Summary: Ferguson, MI first became the focus of the public's attention after the killing of Mike Brown, an unarmed teen, by a Ferguson police officer. This sparked an investigation by the Justice Department that found that people in the city are routinely arrested and jailed for failing to pay traffic and court fines. People who are jailed for being too poor to pay minor debts most often lose their jobs and homes, only worsening the circumstances they are faced with. Using arrest warrants to enforce fine payment allows police to target black residents, which make up a large majority of the poor in Ferguson. Debtors prisons were outlawed under federal law in 1833. In 1983 the Supreme Court ruled jailing someone for being too poor to pay fines unconstitutional and that a judge must consider if a debtor has the ability to willfully pay or not. What it means to be able to willfully pay, however, can vary depending on the judge. This allows places like Ferguson and surrounding areas to become modern day debtors prisons.
Connection: In the 19th century it was common for people to be thrown in jail for not paying debts. Debtors prisons were outlawed under federal law in 1833. A nonspecific Supreme Court ruling, however, still allows people to face the same consequences for being too poor.
Questions: Is it fair for people to serve time for not being able to pay fines?

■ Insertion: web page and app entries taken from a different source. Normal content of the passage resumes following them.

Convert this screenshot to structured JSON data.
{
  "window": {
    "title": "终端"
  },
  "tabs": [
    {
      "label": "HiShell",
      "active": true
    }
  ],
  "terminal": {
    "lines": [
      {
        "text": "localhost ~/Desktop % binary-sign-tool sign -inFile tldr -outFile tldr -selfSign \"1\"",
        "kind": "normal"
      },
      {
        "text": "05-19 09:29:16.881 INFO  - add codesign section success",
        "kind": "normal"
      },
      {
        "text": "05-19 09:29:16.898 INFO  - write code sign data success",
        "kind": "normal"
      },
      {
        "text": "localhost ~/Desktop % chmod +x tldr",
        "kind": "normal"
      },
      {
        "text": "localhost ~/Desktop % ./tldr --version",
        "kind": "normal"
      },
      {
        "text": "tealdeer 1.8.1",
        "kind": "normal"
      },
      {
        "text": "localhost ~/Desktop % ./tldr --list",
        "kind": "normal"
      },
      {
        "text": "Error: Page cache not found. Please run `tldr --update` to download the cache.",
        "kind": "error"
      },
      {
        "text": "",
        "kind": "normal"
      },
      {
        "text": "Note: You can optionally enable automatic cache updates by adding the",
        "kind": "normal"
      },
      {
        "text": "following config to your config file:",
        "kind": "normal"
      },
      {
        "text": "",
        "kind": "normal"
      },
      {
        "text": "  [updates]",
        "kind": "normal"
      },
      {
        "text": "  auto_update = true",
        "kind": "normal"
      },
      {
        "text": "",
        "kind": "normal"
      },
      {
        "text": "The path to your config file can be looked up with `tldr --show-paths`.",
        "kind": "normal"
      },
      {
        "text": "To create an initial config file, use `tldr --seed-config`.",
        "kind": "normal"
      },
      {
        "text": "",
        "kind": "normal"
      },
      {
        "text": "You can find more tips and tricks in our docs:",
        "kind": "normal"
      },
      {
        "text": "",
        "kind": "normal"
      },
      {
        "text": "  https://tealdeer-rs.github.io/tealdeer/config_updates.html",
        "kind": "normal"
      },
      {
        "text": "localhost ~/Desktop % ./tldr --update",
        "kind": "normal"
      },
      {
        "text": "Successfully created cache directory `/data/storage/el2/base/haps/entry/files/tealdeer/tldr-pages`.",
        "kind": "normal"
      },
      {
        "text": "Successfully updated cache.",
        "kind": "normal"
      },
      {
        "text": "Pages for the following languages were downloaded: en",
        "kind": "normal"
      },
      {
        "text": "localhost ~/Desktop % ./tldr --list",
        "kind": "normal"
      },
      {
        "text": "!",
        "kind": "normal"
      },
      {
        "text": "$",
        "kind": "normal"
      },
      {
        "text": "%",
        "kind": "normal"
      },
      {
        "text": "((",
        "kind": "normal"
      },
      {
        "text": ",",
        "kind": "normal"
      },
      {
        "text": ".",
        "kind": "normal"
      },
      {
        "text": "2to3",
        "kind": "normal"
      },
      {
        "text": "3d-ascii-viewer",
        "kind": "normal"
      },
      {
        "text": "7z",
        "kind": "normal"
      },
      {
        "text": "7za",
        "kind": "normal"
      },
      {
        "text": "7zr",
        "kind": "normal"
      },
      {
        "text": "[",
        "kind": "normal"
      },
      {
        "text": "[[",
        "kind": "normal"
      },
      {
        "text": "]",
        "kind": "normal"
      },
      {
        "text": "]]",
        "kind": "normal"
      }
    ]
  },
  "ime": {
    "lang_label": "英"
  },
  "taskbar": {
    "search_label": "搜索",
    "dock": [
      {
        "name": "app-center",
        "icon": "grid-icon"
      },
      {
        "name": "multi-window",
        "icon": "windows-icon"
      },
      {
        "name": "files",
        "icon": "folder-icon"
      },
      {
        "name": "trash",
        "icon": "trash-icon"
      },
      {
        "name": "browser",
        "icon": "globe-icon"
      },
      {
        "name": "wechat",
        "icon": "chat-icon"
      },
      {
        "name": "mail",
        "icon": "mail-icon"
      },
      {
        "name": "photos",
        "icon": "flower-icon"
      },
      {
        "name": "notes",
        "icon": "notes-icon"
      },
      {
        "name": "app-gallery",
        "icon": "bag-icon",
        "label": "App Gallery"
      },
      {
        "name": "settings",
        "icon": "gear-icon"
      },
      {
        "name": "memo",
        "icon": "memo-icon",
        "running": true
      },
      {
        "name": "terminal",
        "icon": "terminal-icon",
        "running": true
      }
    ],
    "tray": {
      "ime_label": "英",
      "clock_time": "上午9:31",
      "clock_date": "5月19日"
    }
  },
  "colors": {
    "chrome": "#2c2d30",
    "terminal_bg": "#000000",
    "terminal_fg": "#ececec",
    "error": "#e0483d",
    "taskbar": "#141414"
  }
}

Do you think loopholes like this allow police to be racially biased and claim it justified?